◆ **Prompt**
Return, from the listing below, each line where the word "legend" appears.

◆ **Data for analysis**

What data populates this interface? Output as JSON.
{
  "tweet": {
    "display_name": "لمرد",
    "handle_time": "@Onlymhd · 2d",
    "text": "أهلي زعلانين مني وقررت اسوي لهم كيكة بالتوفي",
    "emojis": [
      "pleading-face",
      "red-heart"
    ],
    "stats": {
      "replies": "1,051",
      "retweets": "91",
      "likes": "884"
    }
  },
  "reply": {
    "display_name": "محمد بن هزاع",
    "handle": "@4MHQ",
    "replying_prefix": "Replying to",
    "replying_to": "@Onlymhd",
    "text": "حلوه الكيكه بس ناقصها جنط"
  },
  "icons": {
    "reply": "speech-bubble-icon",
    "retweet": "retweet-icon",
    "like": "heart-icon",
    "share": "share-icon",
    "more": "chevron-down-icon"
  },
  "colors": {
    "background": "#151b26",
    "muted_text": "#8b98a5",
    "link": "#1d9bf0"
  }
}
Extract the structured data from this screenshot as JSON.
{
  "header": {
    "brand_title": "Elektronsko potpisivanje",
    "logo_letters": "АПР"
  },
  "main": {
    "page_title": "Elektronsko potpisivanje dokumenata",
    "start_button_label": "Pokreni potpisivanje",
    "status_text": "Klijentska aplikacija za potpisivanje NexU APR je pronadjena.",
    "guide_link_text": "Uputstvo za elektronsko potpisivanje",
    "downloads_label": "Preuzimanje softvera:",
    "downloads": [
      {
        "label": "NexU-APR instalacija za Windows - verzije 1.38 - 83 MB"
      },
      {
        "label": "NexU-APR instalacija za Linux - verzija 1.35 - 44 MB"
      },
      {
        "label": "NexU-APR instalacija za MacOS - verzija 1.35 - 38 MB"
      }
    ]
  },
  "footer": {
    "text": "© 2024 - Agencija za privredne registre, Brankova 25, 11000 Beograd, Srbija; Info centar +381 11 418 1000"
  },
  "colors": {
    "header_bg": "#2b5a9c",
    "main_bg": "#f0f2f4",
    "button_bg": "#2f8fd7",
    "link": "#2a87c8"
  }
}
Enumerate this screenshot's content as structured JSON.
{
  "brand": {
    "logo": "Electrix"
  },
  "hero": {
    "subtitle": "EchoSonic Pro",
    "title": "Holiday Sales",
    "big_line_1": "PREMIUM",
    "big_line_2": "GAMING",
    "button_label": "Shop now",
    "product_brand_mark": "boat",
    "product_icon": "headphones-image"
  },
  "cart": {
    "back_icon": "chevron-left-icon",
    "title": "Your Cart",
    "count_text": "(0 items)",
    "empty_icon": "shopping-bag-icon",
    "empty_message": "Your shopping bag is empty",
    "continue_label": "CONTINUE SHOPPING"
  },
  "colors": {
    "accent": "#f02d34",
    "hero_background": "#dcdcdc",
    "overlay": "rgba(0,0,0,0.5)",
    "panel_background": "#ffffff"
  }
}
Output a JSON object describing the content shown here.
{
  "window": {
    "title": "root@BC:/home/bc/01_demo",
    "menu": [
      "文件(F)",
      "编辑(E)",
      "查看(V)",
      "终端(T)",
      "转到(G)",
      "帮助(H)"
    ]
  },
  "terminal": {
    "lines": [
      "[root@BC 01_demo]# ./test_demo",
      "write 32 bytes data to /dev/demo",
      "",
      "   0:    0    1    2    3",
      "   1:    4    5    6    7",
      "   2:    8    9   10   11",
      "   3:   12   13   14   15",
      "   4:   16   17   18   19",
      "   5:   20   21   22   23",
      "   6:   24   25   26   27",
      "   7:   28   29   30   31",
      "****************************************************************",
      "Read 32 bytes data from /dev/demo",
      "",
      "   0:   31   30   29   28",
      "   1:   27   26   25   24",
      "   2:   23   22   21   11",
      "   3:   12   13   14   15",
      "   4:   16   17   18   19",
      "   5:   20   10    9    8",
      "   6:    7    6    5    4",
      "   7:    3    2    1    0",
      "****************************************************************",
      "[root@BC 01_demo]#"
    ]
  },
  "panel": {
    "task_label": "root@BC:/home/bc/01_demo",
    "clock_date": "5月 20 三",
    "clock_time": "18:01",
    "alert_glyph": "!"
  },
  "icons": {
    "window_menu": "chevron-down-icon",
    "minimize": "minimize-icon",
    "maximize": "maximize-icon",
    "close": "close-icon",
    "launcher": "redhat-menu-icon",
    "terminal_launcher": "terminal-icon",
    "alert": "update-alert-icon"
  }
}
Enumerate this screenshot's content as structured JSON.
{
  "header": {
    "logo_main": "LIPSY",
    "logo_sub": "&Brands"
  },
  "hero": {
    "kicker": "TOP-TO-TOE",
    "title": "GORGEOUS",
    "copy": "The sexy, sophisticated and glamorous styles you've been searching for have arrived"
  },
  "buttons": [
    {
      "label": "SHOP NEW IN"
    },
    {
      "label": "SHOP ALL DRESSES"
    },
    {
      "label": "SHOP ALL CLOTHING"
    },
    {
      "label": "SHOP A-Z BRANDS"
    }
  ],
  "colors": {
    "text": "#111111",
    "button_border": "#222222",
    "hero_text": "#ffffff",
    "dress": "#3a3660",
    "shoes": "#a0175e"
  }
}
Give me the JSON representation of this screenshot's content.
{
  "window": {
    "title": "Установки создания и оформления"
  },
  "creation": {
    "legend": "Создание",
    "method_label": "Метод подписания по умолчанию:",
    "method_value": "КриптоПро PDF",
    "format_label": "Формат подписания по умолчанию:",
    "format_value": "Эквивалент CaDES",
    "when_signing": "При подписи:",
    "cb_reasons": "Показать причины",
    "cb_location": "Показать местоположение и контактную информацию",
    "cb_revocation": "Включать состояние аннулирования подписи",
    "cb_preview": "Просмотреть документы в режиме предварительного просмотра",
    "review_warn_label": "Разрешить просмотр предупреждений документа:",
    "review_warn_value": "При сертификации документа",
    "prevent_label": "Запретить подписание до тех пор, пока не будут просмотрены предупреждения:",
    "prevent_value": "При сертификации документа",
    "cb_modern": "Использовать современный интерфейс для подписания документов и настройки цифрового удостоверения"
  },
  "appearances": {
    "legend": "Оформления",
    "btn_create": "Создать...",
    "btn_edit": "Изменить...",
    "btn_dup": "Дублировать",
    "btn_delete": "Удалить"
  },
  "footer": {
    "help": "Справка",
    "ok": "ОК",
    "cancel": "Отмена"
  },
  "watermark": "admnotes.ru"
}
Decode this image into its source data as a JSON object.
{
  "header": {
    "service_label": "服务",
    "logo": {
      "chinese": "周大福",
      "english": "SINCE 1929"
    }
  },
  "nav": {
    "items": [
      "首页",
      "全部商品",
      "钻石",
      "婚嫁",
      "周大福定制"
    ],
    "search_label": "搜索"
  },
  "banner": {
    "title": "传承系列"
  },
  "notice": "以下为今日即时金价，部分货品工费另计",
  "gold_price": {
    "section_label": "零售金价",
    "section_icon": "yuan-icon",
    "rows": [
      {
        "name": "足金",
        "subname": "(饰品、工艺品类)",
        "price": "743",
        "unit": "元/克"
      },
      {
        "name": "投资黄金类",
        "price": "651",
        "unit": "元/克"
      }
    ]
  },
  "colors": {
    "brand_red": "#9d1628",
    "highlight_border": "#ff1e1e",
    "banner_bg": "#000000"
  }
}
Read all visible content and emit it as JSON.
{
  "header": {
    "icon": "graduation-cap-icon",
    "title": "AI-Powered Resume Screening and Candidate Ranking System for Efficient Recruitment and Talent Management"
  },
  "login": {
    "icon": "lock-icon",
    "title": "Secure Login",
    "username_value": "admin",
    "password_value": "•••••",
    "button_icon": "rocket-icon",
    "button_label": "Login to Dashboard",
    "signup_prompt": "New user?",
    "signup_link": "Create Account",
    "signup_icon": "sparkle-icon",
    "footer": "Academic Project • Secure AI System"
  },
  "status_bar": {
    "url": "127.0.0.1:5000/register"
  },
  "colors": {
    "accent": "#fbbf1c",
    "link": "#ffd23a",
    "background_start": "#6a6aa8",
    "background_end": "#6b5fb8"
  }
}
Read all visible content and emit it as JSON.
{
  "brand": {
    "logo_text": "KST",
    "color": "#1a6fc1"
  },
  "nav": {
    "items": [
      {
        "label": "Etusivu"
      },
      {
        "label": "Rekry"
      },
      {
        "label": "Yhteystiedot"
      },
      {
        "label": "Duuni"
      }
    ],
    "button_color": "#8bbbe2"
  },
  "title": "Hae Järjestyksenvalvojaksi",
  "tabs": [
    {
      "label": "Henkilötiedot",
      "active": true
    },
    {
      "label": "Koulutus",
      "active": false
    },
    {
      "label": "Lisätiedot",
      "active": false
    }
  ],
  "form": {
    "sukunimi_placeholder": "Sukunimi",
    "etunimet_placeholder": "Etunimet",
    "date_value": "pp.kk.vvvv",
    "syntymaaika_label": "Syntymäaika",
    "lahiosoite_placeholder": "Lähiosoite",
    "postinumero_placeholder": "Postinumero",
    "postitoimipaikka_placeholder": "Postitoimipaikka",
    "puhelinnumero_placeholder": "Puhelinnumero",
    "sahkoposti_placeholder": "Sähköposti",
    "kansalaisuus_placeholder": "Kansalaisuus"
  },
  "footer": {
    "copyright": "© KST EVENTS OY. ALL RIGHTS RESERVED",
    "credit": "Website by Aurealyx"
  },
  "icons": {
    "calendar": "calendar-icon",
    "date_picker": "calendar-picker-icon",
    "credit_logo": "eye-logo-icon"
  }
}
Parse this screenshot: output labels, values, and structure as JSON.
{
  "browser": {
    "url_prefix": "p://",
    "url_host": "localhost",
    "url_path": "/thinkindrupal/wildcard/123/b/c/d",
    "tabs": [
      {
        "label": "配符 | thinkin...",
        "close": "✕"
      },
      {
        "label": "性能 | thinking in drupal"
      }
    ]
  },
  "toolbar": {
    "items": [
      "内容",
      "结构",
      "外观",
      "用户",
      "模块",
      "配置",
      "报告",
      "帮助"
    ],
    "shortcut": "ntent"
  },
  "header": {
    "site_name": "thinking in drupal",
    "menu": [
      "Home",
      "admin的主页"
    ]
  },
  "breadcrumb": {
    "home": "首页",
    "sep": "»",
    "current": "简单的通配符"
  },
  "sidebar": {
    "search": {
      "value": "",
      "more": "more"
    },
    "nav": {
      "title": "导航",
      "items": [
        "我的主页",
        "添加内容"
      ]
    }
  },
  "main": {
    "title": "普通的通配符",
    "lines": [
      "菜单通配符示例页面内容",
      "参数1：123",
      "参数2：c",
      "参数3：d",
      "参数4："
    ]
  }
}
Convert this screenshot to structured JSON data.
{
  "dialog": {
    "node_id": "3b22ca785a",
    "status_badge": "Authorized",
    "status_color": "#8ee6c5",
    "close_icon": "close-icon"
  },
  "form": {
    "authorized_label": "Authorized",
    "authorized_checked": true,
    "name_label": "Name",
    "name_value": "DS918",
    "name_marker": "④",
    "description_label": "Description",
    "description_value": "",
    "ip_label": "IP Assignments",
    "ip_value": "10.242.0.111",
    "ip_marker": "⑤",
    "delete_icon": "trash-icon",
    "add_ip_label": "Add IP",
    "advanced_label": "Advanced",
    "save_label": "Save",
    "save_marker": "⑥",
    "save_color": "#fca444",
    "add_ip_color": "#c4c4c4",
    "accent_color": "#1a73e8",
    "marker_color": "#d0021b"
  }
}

◆ **Solution for this exercise**
    "legend": "Создание",
    "legend": "Оформления",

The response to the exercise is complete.